◆ Information given ◆
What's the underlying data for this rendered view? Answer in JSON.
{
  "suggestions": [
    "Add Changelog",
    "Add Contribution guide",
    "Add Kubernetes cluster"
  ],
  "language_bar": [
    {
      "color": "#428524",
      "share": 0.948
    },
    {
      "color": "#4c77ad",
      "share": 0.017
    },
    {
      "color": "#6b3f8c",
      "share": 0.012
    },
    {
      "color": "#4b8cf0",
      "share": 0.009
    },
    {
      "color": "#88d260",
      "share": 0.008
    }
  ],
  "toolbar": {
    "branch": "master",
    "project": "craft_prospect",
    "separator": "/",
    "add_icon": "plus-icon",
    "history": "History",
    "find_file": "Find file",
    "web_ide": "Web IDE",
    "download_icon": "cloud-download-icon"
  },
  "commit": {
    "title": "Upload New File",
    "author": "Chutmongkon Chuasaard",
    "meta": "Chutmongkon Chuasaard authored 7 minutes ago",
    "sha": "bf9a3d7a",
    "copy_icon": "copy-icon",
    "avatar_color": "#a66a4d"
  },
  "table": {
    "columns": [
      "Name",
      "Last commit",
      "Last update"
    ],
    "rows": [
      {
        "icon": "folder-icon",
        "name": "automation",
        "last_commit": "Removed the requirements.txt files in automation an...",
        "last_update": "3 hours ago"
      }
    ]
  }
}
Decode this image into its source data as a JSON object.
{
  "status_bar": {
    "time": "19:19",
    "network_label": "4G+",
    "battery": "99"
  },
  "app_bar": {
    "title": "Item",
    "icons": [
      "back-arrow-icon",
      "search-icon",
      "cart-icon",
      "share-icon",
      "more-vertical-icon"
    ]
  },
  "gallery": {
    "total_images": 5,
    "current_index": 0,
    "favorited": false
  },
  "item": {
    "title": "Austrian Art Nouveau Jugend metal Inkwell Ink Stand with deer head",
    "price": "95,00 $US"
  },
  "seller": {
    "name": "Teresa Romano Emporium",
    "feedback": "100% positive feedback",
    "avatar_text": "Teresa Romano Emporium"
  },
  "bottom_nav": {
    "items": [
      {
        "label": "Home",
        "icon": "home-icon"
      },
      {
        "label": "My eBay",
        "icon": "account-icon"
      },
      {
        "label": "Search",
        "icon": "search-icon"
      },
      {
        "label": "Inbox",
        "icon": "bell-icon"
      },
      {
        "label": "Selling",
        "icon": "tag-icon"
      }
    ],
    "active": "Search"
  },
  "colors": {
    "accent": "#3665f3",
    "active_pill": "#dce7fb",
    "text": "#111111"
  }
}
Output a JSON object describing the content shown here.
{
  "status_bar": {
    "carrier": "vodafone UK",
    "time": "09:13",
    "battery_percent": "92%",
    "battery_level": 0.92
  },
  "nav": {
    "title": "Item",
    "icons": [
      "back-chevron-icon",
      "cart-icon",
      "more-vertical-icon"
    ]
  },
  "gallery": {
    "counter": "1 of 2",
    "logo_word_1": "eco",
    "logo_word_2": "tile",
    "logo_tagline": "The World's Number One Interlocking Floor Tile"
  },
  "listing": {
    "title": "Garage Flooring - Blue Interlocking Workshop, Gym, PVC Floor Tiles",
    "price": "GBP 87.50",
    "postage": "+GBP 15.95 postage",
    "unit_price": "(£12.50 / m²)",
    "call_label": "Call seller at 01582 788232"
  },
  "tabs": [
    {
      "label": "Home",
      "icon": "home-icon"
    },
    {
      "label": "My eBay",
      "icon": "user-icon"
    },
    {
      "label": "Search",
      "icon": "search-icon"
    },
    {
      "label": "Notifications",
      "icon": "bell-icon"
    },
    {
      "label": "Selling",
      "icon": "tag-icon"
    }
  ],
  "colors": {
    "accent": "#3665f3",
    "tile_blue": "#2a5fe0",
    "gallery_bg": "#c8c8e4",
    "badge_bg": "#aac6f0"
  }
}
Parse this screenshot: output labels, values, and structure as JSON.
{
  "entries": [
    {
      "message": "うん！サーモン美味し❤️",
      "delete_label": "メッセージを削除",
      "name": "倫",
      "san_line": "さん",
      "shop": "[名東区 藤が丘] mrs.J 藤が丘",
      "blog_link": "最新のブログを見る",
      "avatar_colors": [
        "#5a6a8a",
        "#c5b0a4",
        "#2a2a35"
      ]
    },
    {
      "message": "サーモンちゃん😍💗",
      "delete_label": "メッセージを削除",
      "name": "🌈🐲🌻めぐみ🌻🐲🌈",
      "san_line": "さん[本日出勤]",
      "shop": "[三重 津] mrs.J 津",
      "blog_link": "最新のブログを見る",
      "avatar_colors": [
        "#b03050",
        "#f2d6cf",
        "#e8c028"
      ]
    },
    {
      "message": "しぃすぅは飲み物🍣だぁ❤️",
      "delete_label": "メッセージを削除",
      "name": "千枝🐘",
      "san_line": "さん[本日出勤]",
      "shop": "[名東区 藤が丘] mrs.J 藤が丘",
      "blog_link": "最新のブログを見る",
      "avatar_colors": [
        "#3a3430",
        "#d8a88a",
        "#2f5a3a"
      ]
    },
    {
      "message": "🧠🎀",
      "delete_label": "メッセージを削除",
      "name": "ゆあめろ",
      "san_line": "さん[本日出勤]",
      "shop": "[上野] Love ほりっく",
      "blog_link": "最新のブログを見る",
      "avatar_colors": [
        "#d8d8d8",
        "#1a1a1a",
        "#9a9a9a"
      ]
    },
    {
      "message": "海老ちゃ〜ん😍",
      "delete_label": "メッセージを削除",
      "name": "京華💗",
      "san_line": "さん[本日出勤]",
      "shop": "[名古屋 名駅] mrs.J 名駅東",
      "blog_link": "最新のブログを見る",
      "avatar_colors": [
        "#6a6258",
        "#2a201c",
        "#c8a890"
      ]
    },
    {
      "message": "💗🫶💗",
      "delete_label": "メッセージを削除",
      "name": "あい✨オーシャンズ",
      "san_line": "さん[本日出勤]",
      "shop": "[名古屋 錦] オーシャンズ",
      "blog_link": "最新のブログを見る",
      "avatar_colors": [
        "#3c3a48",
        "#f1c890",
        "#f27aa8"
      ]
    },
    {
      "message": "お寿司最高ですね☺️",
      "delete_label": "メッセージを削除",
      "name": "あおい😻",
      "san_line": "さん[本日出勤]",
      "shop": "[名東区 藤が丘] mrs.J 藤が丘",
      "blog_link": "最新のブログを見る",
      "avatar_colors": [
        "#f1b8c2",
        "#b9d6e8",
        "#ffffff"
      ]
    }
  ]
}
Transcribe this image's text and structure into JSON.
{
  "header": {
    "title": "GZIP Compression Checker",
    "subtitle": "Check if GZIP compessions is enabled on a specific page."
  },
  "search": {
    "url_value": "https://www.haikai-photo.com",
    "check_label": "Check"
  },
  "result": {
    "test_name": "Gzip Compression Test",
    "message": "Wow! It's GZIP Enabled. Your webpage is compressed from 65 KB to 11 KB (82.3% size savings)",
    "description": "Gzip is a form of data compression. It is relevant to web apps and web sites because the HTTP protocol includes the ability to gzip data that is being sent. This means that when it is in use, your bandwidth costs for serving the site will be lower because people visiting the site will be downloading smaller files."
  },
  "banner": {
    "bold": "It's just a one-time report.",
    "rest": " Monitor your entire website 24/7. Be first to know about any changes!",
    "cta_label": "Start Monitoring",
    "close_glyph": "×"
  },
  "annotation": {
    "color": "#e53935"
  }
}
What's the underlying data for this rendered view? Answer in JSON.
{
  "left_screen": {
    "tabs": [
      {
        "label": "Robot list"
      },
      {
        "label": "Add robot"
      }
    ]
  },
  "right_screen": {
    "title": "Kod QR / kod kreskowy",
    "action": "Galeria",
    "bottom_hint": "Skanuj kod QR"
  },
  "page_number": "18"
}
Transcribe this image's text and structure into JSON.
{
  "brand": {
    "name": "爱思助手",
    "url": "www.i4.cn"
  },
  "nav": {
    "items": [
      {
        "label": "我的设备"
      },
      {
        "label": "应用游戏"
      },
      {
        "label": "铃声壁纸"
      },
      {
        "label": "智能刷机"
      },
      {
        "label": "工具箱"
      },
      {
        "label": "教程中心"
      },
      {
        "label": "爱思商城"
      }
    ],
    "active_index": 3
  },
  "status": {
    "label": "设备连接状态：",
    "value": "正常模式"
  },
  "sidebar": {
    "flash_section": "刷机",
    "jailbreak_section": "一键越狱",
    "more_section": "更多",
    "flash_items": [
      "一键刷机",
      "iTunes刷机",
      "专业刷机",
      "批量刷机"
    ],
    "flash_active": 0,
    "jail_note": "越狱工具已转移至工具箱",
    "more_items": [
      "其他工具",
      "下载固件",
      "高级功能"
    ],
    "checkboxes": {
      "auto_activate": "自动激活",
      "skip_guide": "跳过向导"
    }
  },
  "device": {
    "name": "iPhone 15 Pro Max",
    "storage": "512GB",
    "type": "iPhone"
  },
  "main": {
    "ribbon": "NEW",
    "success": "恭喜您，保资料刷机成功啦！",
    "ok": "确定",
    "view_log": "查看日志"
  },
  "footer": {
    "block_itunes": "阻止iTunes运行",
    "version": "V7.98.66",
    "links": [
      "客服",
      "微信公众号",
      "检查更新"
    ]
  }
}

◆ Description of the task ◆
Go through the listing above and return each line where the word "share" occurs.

◆ Completed exercise ◆
      "share": 0.948
      "share": 0.017
      "share": 0.012
      "share": 0.009
      "share": 0.008
      "share-icon",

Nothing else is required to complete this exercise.